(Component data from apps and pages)

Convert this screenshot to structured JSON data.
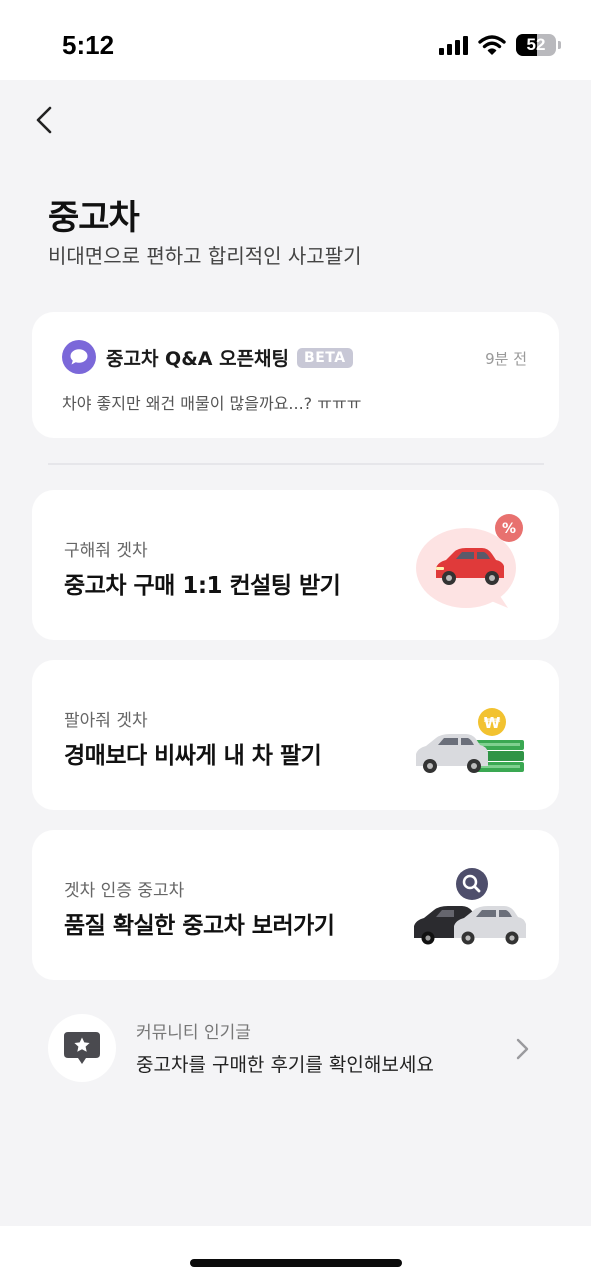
{
  "status_bar": {
    "time": "5:12",
    "battery_level": "52",
    "battery_fraction": 0.52
  },
  "header": {
    "back_icon": "chevron-left-icon",
    "title": "중고차",
    "subtitle": "비대면으로 편하고 합리적인 사고팔기"
  },
  "chat_card": {
    "icon": "chat-bubble-icon",
    "title": "중고차 Q&A 오픈채팅",
    "badge": "BETA",
    "time": "9분 전",
    "message": "차야 좋지만 왜건 매물이 많을까요...? ㅠㅠㅠ"
  },
  "services": [
    {
      "label": "구해줘 겟차",
      "title": "중고차 구매 1:1 컨설팅 받기",
      "icon": "red-car-percent-icon"
    },
    {
      "label": "팔아줘 겟차",
      "title": "경매보다 비싸게 내 차 팔기",
      "icon": "car-money-won-icon"
    },
    {
      "label": "겟차 인증 중고차",
      "title": "품질 확실한 중고차 보러가기",
      "icon": "cars-search-icon"
    }
  ],
  "community": {
    "icon": "star-chat-icon",
    "label": "커뮤니티 인기글",
    "text": "중고차를 구매한 후기를 확인해보세요",
    "chevron_icon": "chevron-right-icon"
  },
  "colors": {
    "background": "#f4f4f6",
    "card": "#ffffff",
    "accent_purple": "#7b68d9",
    "badge": "#c8c8d6",
    "red": "#e63946",
    "green": "#3aa852",
    "gold": "#f2c230"
  }
}
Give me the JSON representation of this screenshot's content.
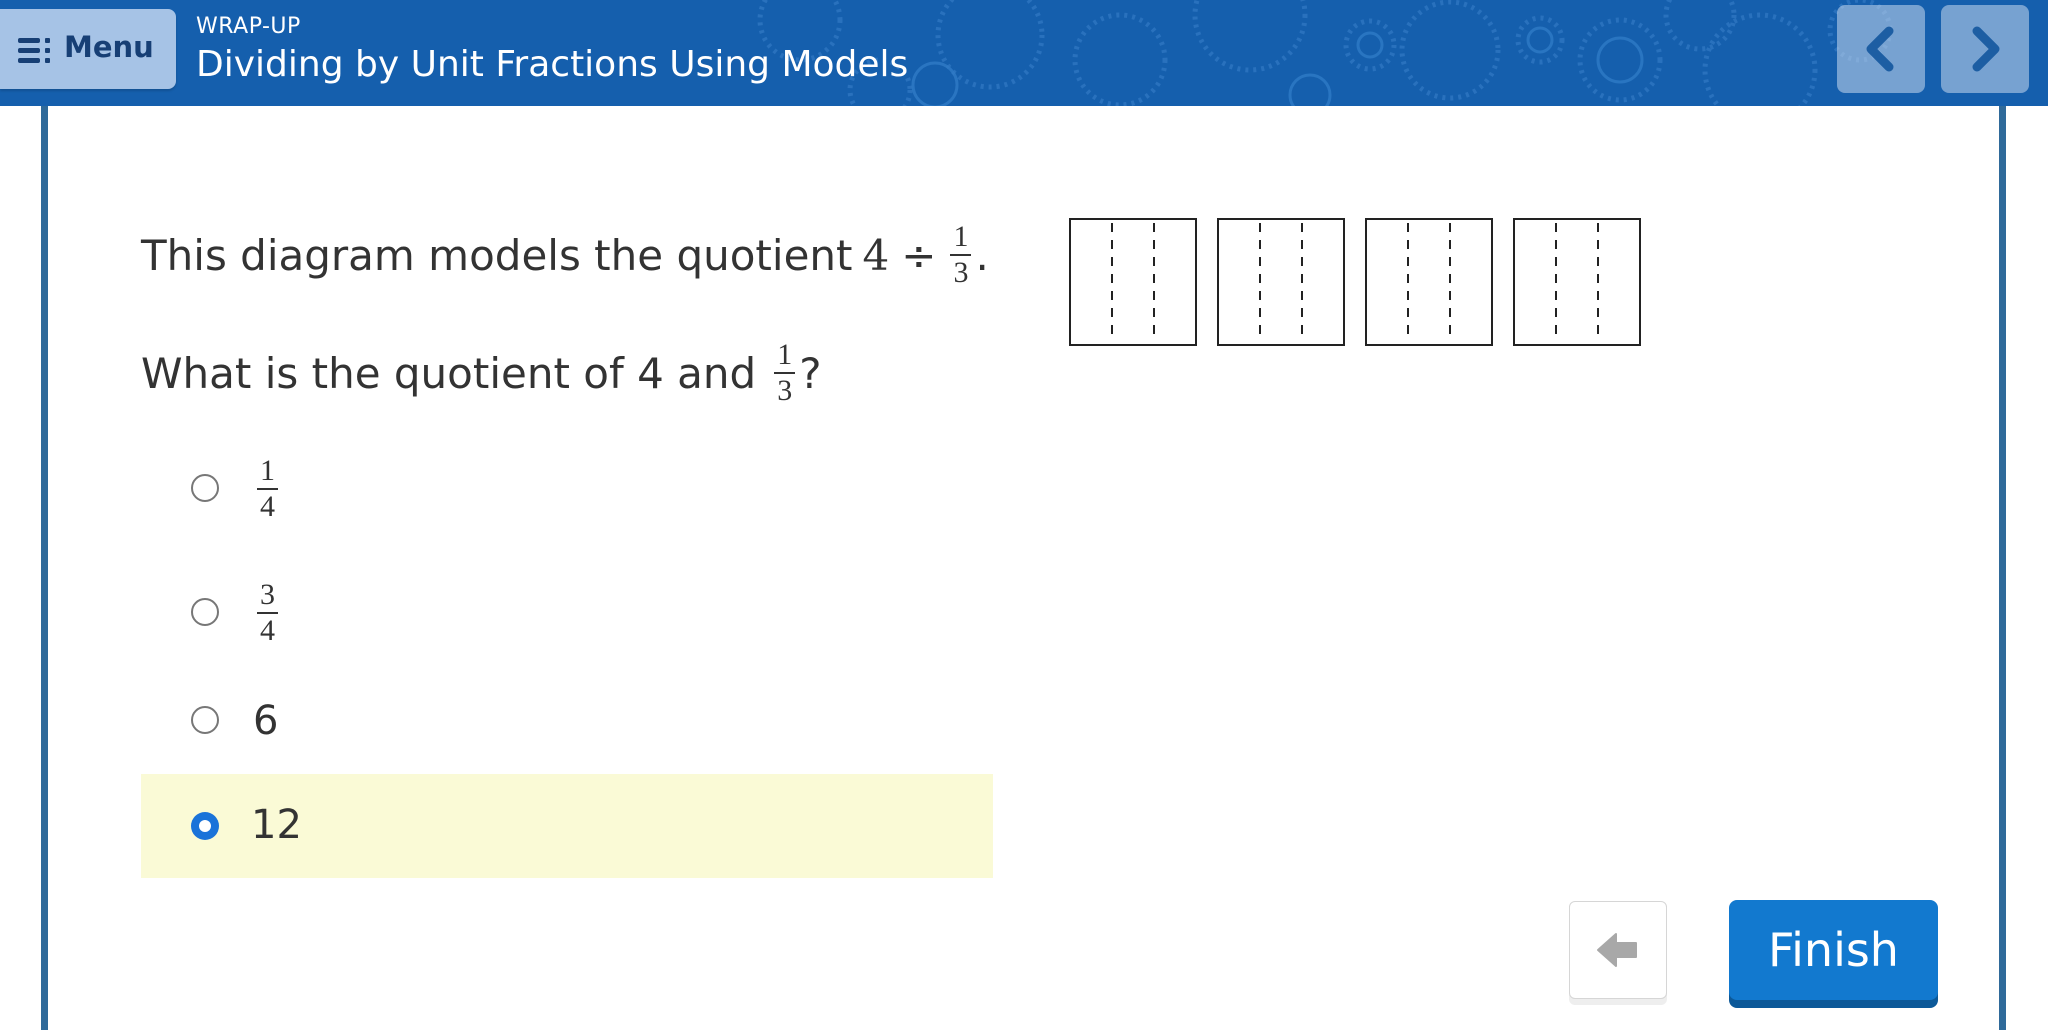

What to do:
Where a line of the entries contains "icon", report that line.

Response below:
    "back_icon": "chevron-left-icon",
    "icon": "chat-bubble-icon",
      "icon": "red-car-percent-icon"
      "icon": "car-money-won-icon"
      "icon": "cars-search-icon"
    "icon": "star-chat-icon",
    "chevron_icon": "chevron-right-icon"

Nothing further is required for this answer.